“Itadakimasu” is one of those interesting Japanese words that doesn’t have an exact counterpart in English. It is usually said before eating a meal. Literally, it means “I receive.” But – and here is where Japanese and English diverge – itadakimasu is the humble form of the neutral form moraimasu, so it might be more accurately said to mean, “I humbly receive.” That’s one clue as to its deeper meaning. The other clue is the kanji that is used: 頂. My favorite online Japanese dictionary, Jim Breem’s WWWJDIC, gives the following for this character: “place on the head; receive; top of head; top; summit; peak.” “Receive” makes sense, but what’s this stuff about the top of the head or placing something on the head?
One place this character can be found is in Junirai, a text attributed to Nagarjuna, the first of the Seven Masters selected by Shinran. Every fourth line of this text repeats “ko ga cho rai mi da son” meaning “Thus I bow my head to Amida” – cho is the same character as in itadakimasu, and rai means to bow. Lowering one’s head and bowing are expressions of deep respect towards someone. This can be seen in the deepest bow: the full five-point prostration where one gets down on the knees, puts the elbows and hands on the ground, and touches the forehead to the floor. (I remember my uncle getting me to do this to my grandmother when I went to visit them in rural Japan decades ago.) But what does it have to do with eating?
Another movement you may see at temple is when we open the sutra book. Not everyone does it, but the ministers do. Before we open it, we hold it up to our head first. This is the lowering of one’s head as a gesture of respect to the words of the Buddha. I have heard it said that when we do this we “itadaku the book,” in other words, we hold it up to our head to express our reverence for the Buddha’s teachings, the words that we have received. So this word itadaku can also be done with bodily action.
Inversely, one of the interesting things about language is that we can sometimes “do” things with words. This idea was propounded by the British philosopher J. L. Austin, in a lecture released as the book, “How to Do Things with Words.” Examples that he gives include the naming of a ship by stating “I name this ship the Queen Elizabeth” or a priest or minister marrying two people by stating, “I now pronounce you husband and wife.” It is the words that perform the action. And it looks to me that itadakimasu is one such word. By saying “itadakimasu,” I symbolically hold what I am receiving up to my head. Maybe we could actually hold up our plate, but it doesn’t really work in Japan because a lot of times the food is in a bunch of small bowls instead of all mixed together on a plate!

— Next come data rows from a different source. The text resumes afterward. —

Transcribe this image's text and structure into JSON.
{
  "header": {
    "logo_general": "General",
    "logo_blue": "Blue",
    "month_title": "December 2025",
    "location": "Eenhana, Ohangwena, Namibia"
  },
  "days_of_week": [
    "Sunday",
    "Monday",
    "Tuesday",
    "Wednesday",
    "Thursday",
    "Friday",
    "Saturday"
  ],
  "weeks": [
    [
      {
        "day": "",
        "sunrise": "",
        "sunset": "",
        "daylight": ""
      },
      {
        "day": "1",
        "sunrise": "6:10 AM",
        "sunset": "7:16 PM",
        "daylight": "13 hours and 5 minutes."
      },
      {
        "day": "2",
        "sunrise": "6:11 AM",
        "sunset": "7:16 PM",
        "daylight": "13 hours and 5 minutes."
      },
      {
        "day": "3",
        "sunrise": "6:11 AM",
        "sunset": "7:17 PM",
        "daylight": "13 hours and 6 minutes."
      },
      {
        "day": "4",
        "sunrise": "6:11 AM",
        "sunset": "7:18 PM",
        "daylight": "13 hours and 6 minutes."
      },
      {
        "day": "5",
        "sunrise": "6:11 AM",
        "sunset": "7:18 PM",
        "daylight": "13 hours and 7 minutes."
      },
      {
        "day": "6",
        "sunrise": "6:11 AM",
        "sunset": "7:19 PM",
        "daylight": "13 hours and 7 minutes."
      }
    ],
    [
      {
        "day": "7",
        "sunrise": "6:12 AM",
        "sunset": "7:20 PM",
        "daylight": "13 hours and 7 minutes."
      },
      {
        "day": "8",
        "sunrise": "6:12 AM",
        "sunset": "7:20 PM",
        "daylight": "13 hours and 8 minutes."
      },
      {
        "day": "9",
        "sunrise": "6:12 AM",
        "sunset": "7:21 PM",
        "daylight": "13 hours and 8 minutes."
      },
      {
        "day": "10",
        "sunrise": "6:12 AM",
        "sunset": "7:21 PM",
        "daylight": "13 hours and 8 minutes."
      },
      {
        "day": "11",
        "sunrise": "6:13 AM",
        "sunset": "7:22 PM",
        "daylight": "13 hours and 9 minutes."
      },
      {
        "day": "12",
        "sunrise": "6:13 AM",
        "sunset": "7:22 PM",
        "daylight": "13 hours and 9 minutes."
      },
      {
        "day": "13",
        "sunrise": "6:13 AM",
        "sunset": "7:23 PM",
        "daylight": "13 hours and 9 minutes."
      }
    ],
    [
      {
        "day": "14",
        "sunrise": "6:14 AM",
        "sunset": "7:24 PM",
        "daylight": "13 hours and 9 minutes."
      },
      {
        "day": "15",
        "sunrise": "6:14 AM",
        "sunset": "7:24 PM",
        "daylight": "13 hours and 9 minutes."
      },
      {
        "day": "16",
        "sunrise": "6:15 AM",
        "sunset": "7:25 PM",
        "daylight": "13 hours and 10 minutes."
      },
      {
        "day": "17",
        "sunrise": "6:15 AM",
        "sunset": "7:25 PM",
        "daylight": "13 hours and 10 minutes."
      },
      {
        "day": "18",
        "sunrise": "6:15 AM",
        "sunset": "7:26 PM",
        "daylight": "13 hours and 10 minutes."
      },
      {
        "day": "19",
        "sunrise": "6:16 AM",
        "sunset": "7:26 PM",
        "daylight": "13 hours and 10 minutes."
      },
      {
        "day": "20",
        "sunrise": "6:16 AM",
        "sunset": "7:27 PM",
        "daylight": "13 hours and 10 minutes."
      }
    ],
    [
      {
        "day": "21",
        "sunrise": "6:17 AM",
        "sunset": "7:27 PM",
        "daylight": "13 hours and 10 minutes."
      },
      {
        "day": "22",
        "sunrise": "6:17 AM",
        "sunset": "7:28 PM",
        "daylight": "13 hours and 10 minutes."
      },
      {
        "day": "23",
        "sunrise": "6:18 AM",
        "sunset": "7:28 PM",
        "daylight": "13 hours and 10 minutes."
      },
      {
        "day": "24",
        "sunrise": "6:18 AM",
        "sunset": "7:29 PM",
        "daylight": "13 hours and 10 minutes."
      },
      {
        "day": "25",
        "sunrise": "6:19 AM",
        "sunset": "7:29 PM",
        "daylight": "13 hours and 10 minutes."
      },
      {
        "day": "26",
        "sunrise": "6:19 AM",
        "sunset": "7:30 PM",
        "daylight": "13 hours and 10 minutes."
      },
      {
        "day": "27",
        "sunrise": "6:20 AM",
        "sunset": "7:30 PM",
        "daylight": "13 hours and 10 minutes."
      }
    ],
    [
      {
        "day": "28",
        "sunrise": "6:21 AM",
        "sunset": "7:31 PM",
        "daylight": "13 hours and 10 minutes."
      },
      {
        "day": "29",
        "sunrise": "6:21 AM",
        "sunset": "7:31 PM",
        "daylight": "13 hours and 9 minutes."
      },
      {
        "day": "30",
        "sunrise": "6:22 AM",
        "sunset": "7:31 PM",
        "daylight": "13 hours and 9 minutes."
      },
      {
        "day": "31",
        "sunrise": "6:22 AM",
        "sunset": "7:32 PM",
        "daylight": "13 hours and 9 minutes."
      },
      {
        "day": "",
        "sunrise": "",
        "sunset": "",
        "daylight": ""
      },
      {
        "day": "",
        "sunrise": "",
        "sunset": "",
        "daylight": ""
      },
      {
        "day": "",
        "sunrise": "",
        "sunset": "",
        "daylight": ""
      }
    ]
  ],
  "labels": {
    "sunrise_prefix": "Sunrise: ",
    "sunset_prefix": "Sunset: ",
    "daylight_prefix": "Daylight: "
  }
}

But why are we treating our food with such respect? I’d like to answer this with a story about my chanting teacher, Reverend Haruyoshi Kusada. Among other things, Kusada sensei was the chanting teacher for several generations of BCA ministers. Once, at the end of the semester, he took our chanting class out for lunch. After we said “itadakimasu,” one of the students said to sensei: “I asked my Japanese teacher what itadakimasu means, and she said it doesn’t mean anything, Japanese people just say it before they eat.” Kusada sensei looked appalled, and said, “No, it means gratitude to the entire universe.” The student responded with, “No, my teacher said it doesn’t mean anything,” and Kusada sensei again said, “No, it means gratitude to the entire universe.” He then went on to explain: “The food we are eating is plants and animals that gave their lives. And the plants and the animals need the earth, the rain, the sun. All of those things are in the food we are eating, along with innumerable other causes and conditions. So we say thank you to the entire universe by saying itadakimasu.” Those weren’t his exact words, but you get the idea. I still remember many bits of that day, the ride over with Kusada sensei driving us in his van, the restaurant. Of course I forget most of the other parts, but I’m glad that conversation happened and that I still remember it, and of course I am moved thinking about my teacher, Reverend Kusada. Amazing to think that his words continue to resonate in me today.
So during this time of the Coronavirus and social distancing and Stay at Home/Shelter in Place, when the future is uncertain and many things we used to take for granted are now not so easy and convenient, maybe we should try and incorporate itadakimasu into our daily routine. And if we already do it, to do it not out of habit, but to actually try and experience this gratitude. Taking things for granted means that we consume them mindlessly – instead, we can try and be mindful and aware of how special each meal is, each item we eat, down to a single grain of rice. One way to do this is to say itadakimasu each time we eat something. Of course we should also say Namo Amida Butsu, but I think that itadakimasu means and expresses something special that we can incorporate into our routine and that can help us during this difficult time.
This essay is related to the Dharma Message for Sunday, April 26, 2020: